This study specifically focused on a therapeutic technique called immune checkpoint blockade (ICB) which is a treatment for cancer as a whole including melanoma. In short the ICB covers a range of therapies that work by releasing a natural brake on your immune system so the T-cells can recognize and attack tumors. Here is a video on how Immunotherapy and ICB’s work:
The study consisted of hundreds of melanoma patients where Andrey Morgun and other researchers analyzed the gut microbiomes, disease features, dietary habits, and probiotics. The results of the study found that patients with melanoma who had a greater intake of fiber-rich foods when immunotherapy treatment began, went longer without cancer growth than those with a insufficient dietary fiber intake. Among the 128 patients whose dietary fiber intake was known, those who consumed at least 20 grams of dietary fiber lived longer without their cancer progressing. For every 5-gram increase in daily dietary fiber intake corresponded to a 30% lower risk of progression of the disease.

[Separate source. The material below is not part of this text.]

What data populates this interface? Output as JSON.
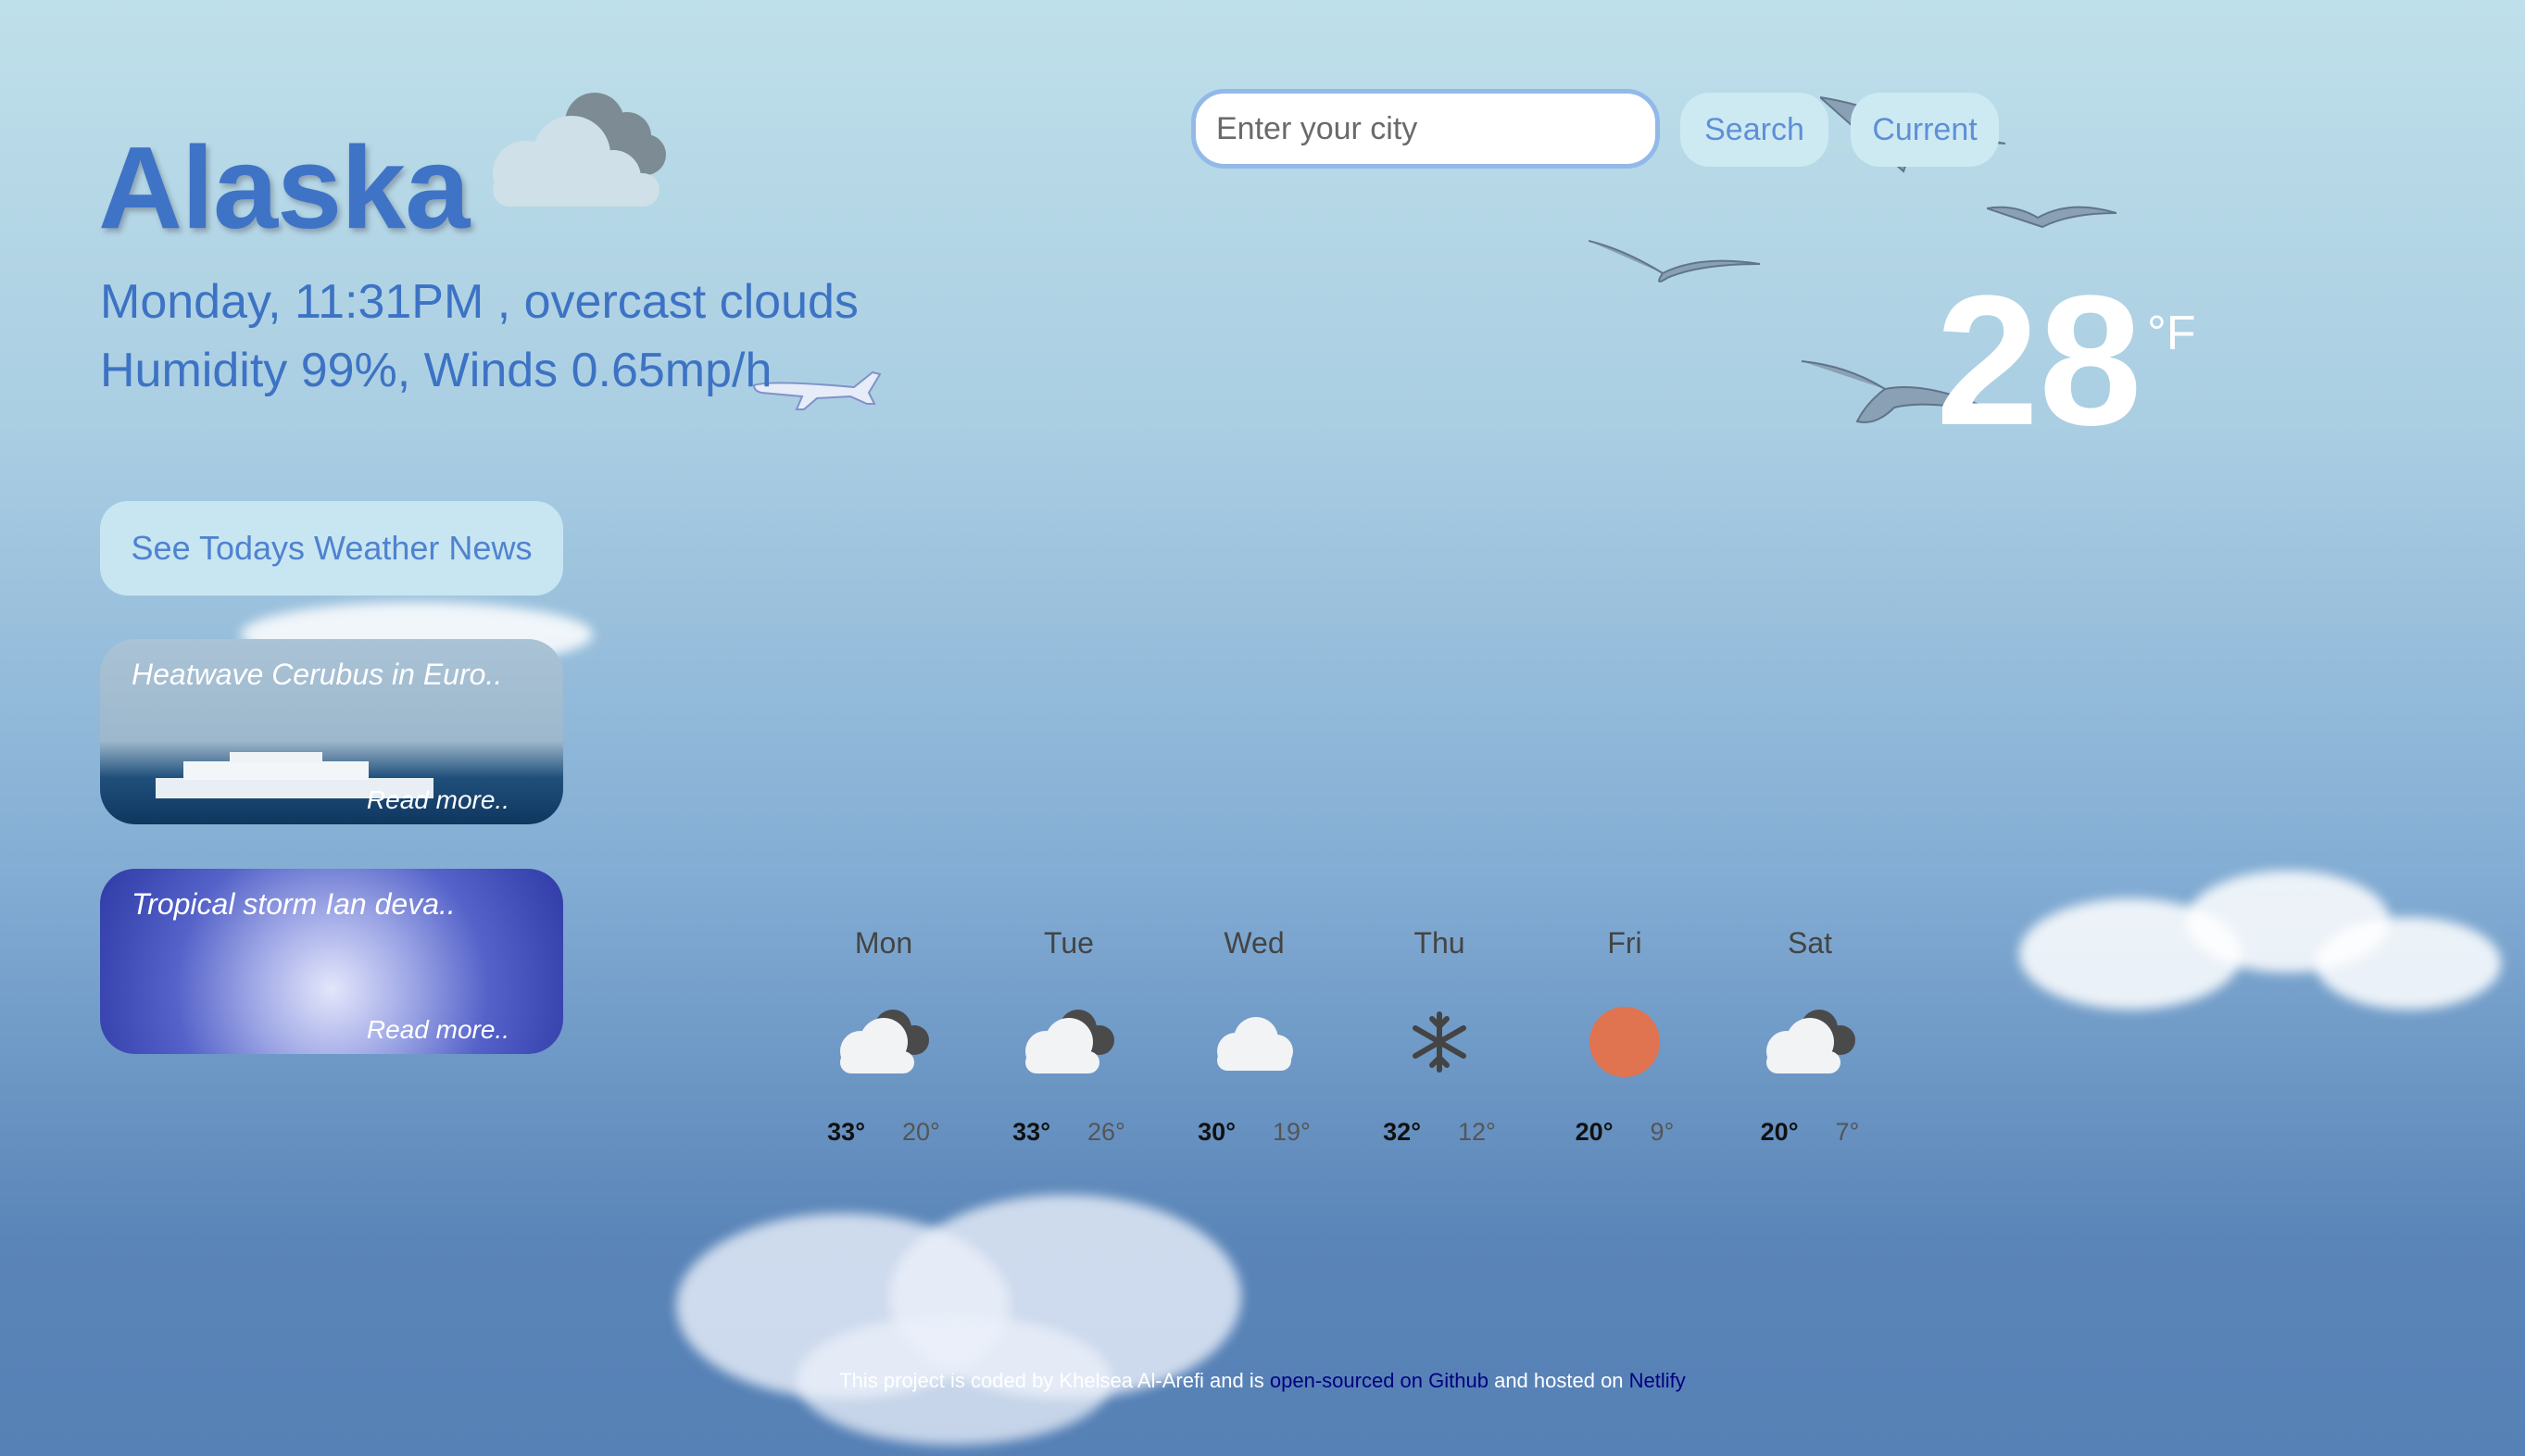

“And though the findings suggest that some commercially available probiotics may be harmful for patients on ICB, more research is needed to determine which probiotics could actually be beneficial,” Morgun said.
Although more research is needed to determine what type of diet change is needed and more studies come through regarding ICB therapy and improving patient outcomes, it is a step in the right direction as we take another step in the direction of beating cancer.
Leading the study were Jennifer Wargo, Lorenzo Cohen and Carrie Daniel of the University of Texas MD Anderson Cancer Center and Giorgio Trinchieri of the National Institutes of Health. Approximately 80 scientists took part in the research.